A lot of clients will allow price to play a major factor in their decision making. My advice? Don't reveal your day rate or how much you think things will cost during a pitch. Simply say how you'll prepare a proposal and costings based on the outcome of the pitch, and if they'd like to go ahead and work with you.
"Have you had any experience in this field before?"
Your answer will be determined by whether you have experience in that particular industry. If you do, then you'll have plenty to talk about. And if you don't? Well, have a case study ready where you can demonstrate how you helped another client in an industry where you had no prior experience. That should do the trick.
When leaving the pitch...
Once you've had your meeting, and you're leaving the client's office – don't be tempted to discuss the pitch on the phone or with colleagues until you're some distance away and out of ear shot. You'd be surprised the number of times I've heard people lose pitches because someone blabbed in the lift and said something inappropriate about the client.
If you win?
Congratulations – you won the pitch! Now keep the momentum going by organising a follow-up meeting as soon as possible to discuss and negotiate your involvement with the client. Propose what you intend to do.
And if you lose?
If you weren't successful on this occasion, don't throw your toys out of the pram and vent your frustration all over Twitter like some strange people do. No one likes a sore loser, let alone a complete lack of professionalism. Instead, accept you didn't win and follow up with a 'thank you' email to the client, saying something like:
We just wanted to email and thank you for allowing us to pitch last week.
It was great meeting you and your team, and we really hope you succeed.
Essentially, you're not complaining or expressing disappointment. You're not even mentioning that you lost. You're just keeping things light and friendly. And do you know what – people will remember you for it. Because if things go wrong with the freelancer or agency they picked? Well, there's a chance they'll come back to you for being so humble.
Take inspiration from the losers
Finally, everyone has interesting stories about agencies or freelancers who lost a pitch. Ask around to seek inspiration on how not to pitch and you'll gain a better understanding of how to succeed.

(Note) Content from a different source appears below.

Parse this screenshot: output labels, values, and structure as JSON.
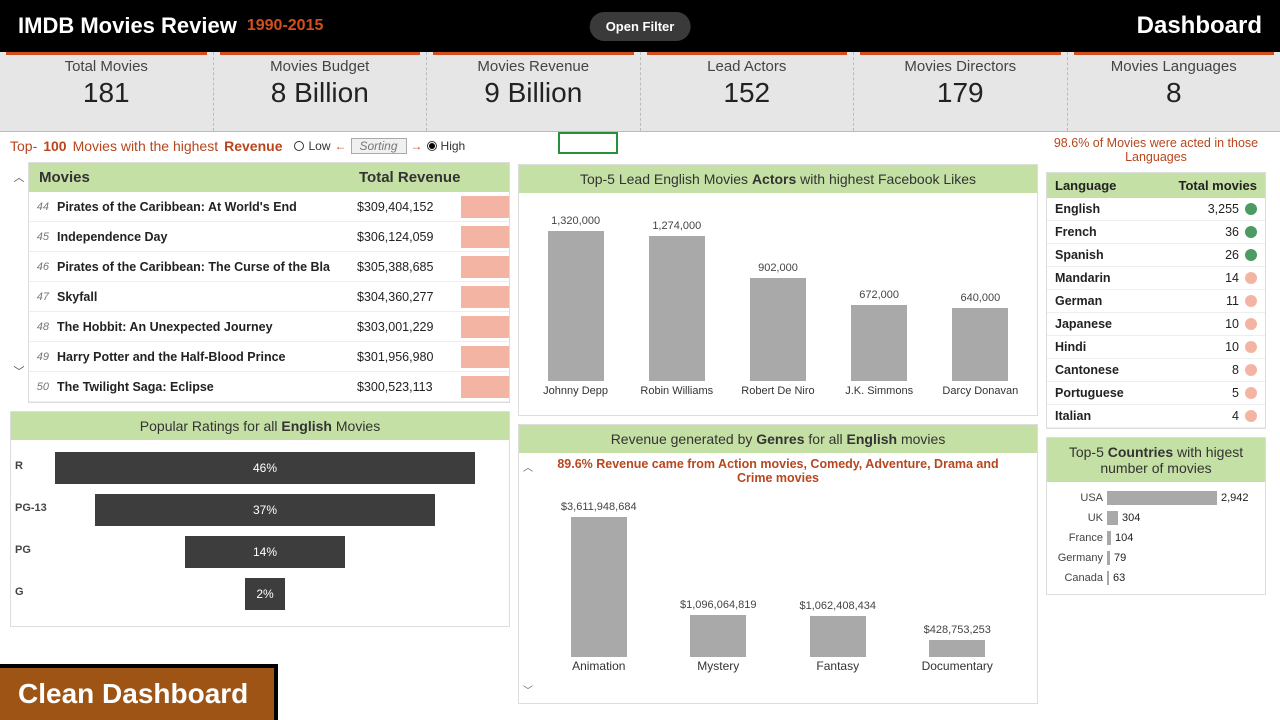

Ultimately, you'll begin to understand that actually, pitches involve people. And people, well... they just like people who 'keep it real'... who are kind, passionate, sincere and hard working.